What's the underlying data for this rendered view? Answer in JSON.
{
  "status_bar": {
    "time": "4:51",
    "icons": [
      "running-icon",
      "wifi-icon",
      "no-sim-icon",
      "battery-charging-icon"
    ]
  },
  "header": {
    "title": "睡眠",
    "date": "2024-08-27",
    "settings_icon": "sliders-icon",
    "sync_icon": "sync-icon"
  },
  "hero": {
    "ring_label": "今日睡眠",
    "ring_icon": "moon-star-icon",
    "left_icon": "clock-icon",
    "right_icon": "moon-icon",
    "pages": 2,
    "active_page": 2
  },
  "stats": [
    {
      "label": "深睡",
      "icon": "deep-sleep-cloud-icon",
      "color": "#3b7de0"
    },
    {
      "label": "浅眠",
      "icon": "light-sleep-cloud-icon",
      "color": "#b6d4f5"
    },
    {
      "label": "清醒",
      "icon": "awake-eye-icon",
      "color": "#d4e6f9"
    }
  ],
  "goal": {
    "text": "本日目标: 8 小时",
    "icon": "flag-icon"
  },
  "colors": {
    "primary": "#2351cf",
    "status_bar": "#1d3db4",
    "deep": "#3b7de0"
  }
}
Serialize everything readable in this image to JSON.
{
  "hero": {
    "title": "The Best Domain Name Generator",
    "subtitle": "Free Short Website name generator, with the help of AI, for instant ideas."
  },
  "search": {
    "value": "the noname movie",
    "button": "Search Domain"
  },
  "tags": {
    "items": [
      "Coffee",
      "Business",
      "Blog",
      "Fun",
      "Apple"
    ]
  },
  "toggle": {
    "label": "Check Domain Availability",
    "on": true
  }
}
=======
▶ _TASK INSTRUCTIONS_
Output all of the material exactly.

▶ _ANSWER_
What's the underlying data for this rendered view? Answer in JSON.
{
  "status_bar": {
    "time": "4:51",
    "icons": [
      "running-icon",
      "wifi-icon",
      "no-sim-icon",
      "battery-charging-icon"
    ]
  },
  "header": {
    "title": "睡眠",
    "date": "2024-08-27",
    "settings_icon": "sliders-icon",
    "sync_icon": "sync-icon"
  },
  "hero": {
    "ring_label": "今日睡眠",
    "ring_icon": "moon-star-icon",
    "left_icon": "clock-icon",
    "right_icon": "moon-icon",
    "pages": 2,
    "active_page": 2
  },
  "stats": [
    {
      "label": "深睡",
      "icon": "deep-sleep-cloud-icon",
      "color": "#3b7de0"
    },
    {
      "label": "浅眠",
      "icon": "light-sleep-cloud-icon",
      "color": "#b6d4f5"
    },
    {
      "label": "清醒",
      "icon": "awake-eye-icon",
      "color": "#d4e6f9"
    }
  ],
  "goal": {
    "text": "本日目标: 8 小时",
    "icon": "flag-icon"
  },
  "colors": {
    "primary": "#2351cf",
    "status_bar": "#1d3db4",
    "deep": "#3b7de0"
  }
}
Serialize everything readable in this image to JSON.
{
  "hero": {
    "title": "The Best Domain Name Generator",
    "subtitle": "Free Short Website name generator, with the help of AI, for instant ideas."
  },
  "search": {
    "value": "the noname movie",
    "button": "Search Domain"
  },
  "tags": {
    "items": [
      "Coffee",
      "Business",
      "Blog",
      "Fun",
      "Apple"
    ]
  },
  "toggle": {
    "label": "Check Domain Availability",
    "on": true
  }
}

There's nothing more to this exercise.